Manley’s website is named http://www.zeroshare.info/, though he’s done the opposite. “Today is August 15, 2013. Today is my 60th birthday. Today is the last day of my life. Today, I committed suicide. Today, is the first day this site is active, but it will be here for years to come.” He goes on, in detail, for some 750 words to explain why, closing (if you will) with a link for those “coping with suicide.” We know, in his own words, why he killed himself. What’s left to wonder is why he chose to blog about it, clearly hoping, if not knowing, it would go viral. Maybe spending a career “dealing with sports statistics,” drove him to finally be the news, instead of playing a back office role contributing data for bookies and gamblers.
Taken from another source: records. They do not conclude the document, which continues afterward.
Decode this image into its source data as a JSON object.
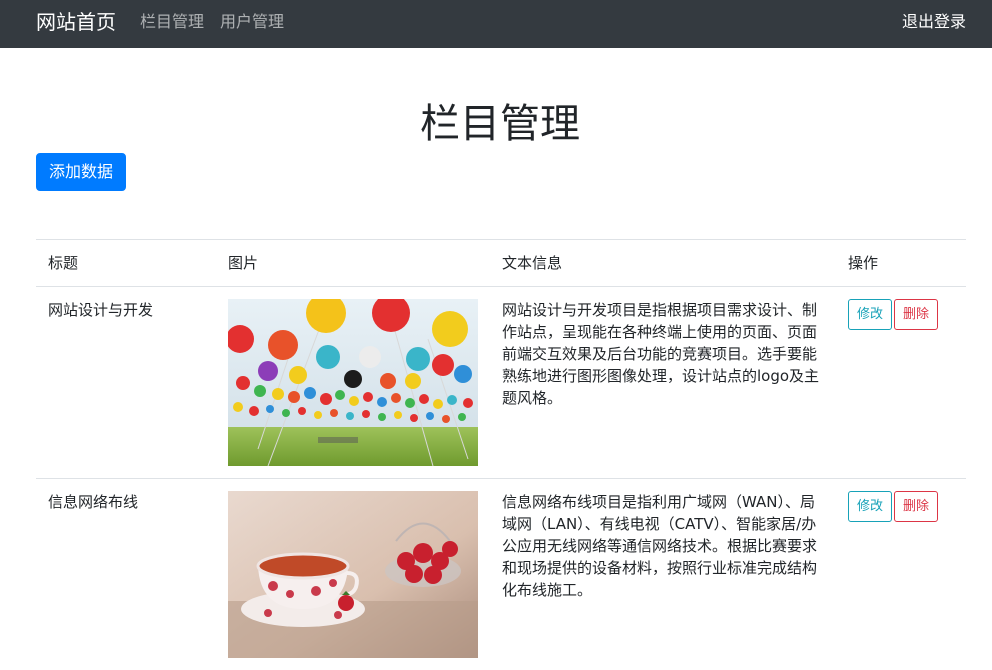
{
  "navbar": {
    "brand": "网站首页",
    "links": [
      "栏目管理",
      "用户管理"
    ],
    "logout": "退出登录"
  },
  "main": {
    "title": "栏目管理",
    "add_button": "添加数据"
  },
  "table": {
    "headers": [
      "标题",
      "图片",
      "文本信息",
      "操作"
    ],
    "rows": [
      {
        "title": "网站设计与开发",
        "image": "balloons-photo",
        "text": "网站设计与开发项目是指根据项目需求设计、制作站点，呈现能在各种终端上使用的页面、页面前端交互效果及后台功能的竞赛项目。选手要能熟练地进行图形图像处理，设计站点的logo及主题风格。",
        "edit": "修改",
        "delete": "删除"
      },
      {
        "title": "信息网络布线",
        "image": "teacup-strawberries-photo",
        "text": "信息网络布线项目是指利用广域网（WAN）、局域网（LAN）、有线电视（CATV）、智能家居/办公应用无线网络等通信网络技术。根据比赛要求和现场提供的设备材料，按照行业标准完成结构化布线施工。",
        "edit": "修改",
        "delete": "删除"
      }
    ]
  }
}
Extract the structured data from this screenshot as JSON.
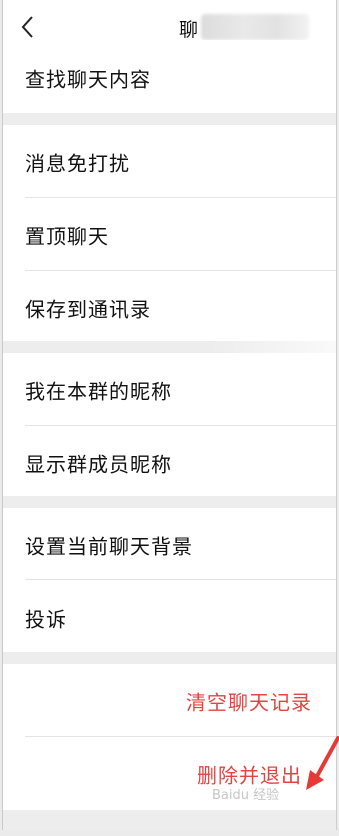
{
  "header": {
    "back_icon": "chevron-left-icon",
    "title": "聊"
  },
  "groups": [
    {
      "items": [
        {
          "label": "查找聊天内容"
        }
      ]
    },
    {
      "items": [
        {
          "label": "消息免打扰"
        },
        {
          "label": "置顶聊天"
        },
        {
          "label": "保存到通讯录"
        }
      ]
    },
    {
      "items": [
        {
          "label": "我在本群的昵称"
        },
        {
          "label": "显示群成员昵称"
        }
      ]
    },
    {
      "items": [
        {
          "label": "设置当前聊天背景"
        },
        {
          "label": "投诉"
        }
      ]
    }
  ],
  "actions": {
    "clear_label": "清空聊天记录",
    "delete_label": "删除并退出",
    "color": "#e64340"
  },
  "watermark": {
    "text": "Baidu 经验"
  },
  "colors": {
    "background": "#ededed",
    "card": "#ffffff",
    "annotation_arrow": "#e53935"
  }
}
My personal feelings about suicide aside (I am not here to overshare), Manley’s post has impacted, if not distressed me, more than other similar social media calls for attention. NPR's Scott Simon live-Tweeting his mother's death on July 28 disturbed me, but not because of the details he shared. It made me wonder, once again, how I fit into the social hyperverse, considering I never felt I fit into the pre-social one.
Are Manley and Simon crying for help, attention, something they can’t find offline or without widespread attention? They are not sociopaths like Derek Medina, the 31-year-old Florida man who posted a picture of his wife, Jennifer Alfonso's bloody splayed out on the kitchen floor to his Facebook feed with a note. "Im (sic) going to prison or death sentence for killing my wife love you guys miss you guys takecare (sic) Facebook people you will see me in the news," he wrote, according to investigators.
Then there’s Seattle humor writer Jane Lotter, who died last month of cancer, who wrote her own obit, which went viral and made The New York Times. “One of the few advantages of dying from Grade 3, Stage IIIC endometrial cancer, recurrent and metastasized to the liver and abdomen, is that you have time to write your own obituary,” she wrote, before dying at home alongside her husband and children, thanks to Washington’s Death with Dignity Act.
I grapple with social media in general, how to use it and why I am using it. I have to promote articles I write for my primary job both on Facebook and Twitter, and I use Facebook largely to post photos of my son and to watch my friends’ children grow up across the country and the world. I’m not sure I will ever understand why people use social media to gain massive attention for being among the first to expose the immediate impact of watching someone die, dealing with killing someone or themself. In a social universe, we become so much more isolated, relating less and less in what I consider a personal way. I fear this loss of real connections with people when we need them most is spurring a seismic shift in our society. I am also heartened that people recognize the need to reach out as a means for coping with traumatic experience, and hope it might eventually return to a world with where we can welcome people into our parlour, whatever that means.